*Proceedings of the 41st International Conference on Machine Learning*, PMLR 235:12385-12408, 2024.

#### Abstract

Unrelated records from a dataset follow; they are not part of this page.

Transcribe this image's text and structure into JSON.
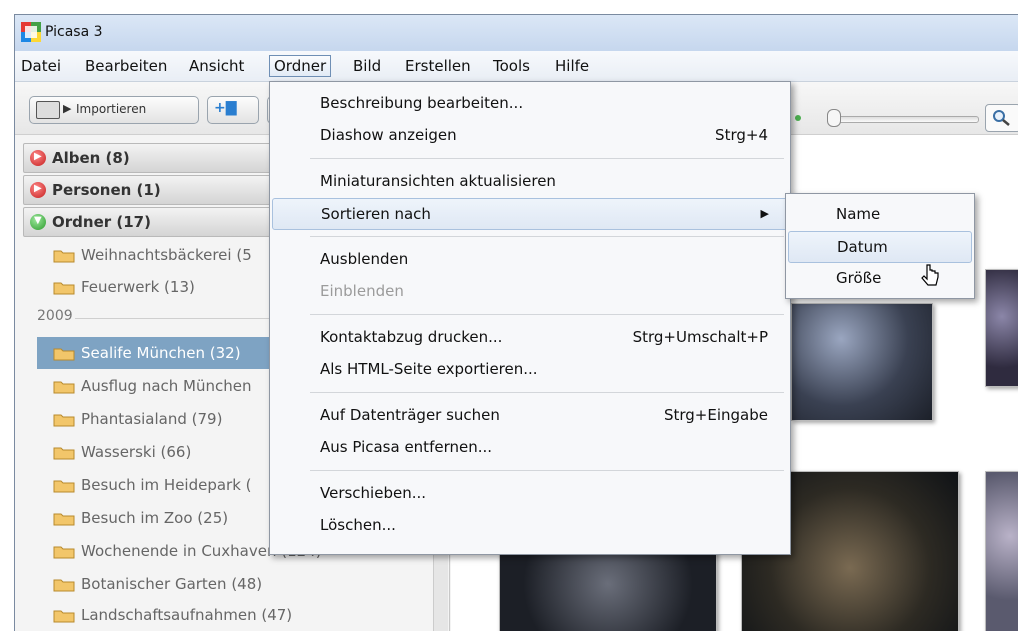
{
  "window": {
    "title": "Picasa 3"
  },
  "menubar": {
    "items": [
      "Datei",
      "Bearbeiten",
      "Ansicht",
      "Ordner",
      "Bild",
      "Erstellen",
      "Tools",
      "Hilfe"
    ],
    "active": "Ordner"
  },
  "toolbar": {
    "import_label": "Importieren"
  },
  "sidebar": {
    "sections": [
      {
        "label": "Alben (8)",
        "state": "collapsed"
      },
      {
        "label": "Personen (1)",
        "state": "collapsed"
      },
      {
        "label": "Ordner (17)",
        "state": "expanded"
      }
    ],
    "folders_top": [
      "Weihnachtsbäckerei (5",
      "Feuerwerk (13)"
    ],
    "year": "2009",
    "folders": [
      "Sealife München (32)",
      "Ausflug nach München",
      "Phantasialand (79)",
      "Wasserski (66)",
      "Besuch im Heidepark (",
      "Besuch im Zoo (25)",
      "Wochenende in Cuxhaven (124)",
      "Botanischer Garten (48)",
      "Landschaftsaufnahmen (47)"
    ],
    "selected_folder": "Sealife München (32)"
  },
  "folder_menu": {
    "items": [
      {
        "label": "Beschreibung bearbeiten...",
        "shortcut": ""
      },
      {
        "label": "Diashow anzeigen",
        "shortcut": "Strg+4"
      },
      {
        "label": "Miniaturansichten aktualisieren",
        "shortcut": ""
      },
      {
        "label": "Sortieren nach",
        "shortcut": ""
      },
      {
        "label": "Ausblenden",
        "shortcut": ""
      },
      {
        "label": "Einblenden",
        "shortcut": ""
      },
      {
        "label": "Kontaktabzug drucken...",
        "shortcut": "Strg+Umschalt+P"
      },
      {
        "label": "Als HTML-Seite exportieren...",
        "shortcut": ""
      },
      {
        "label": "Auf Datenträger suchen",
        "shortcut": "Strg+Eingabe"
      },
      {
        "label": "Aus Picasa entfernen...",
        "shortcut": ""
      },
      {
        "label": "Verschieben...",
        "shortcut": ""
      },
      {
        "label": "Löschen...",
        "shortcut": ""
      }
    ],
    "highlighted": "Sortieren nach",
    "disabled": [
      "Einblenden"
    ]
  },
  "sort_submenu": {
    "items": [
      "Name",
      "Datum",
      "Größe"
    ],
    "highlighted": "Datum"
  },
  "colors": {
    "selection": "#7ea3c3",
    "menu_highlight": "#dfe8f4"
  }
}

Causal discovery aims to uncover cause-and-effect relationships encoded in causal graphs by leveraging observational, interventional data, or their combination. The majority of existing causal discovery methods are developed assuming infinite interventional data. We focus on interventional data efficiency and formalize causal discovery from the perspective of online learning, inspired by pure exploration in bandit problems. A graph separating system, consisting of interventions that cut every edge of the graph at least once, is sufficient for learning causal graphs when infinite interventional data is available, even in the worst case. We propose a track-and-stop causal discovery algorithm that adaptively selects interventions from the graph separating system via allocation matching and learns the causal graph based on sampling history. Given any desired confidence value, the algorithm determines a termination condition and runs until it is met. We analyze the algorithm to establish a problem-dependent upper bound on the expected number of required interventional samples. Our proposed algorithm outperforms existing methods in simulations across various randomly generated causal graphs. It achieves higher accuracy, measured by the structural hamming distance (SHD) between the learned causal graph and the ground truth, with significantly fewer samples.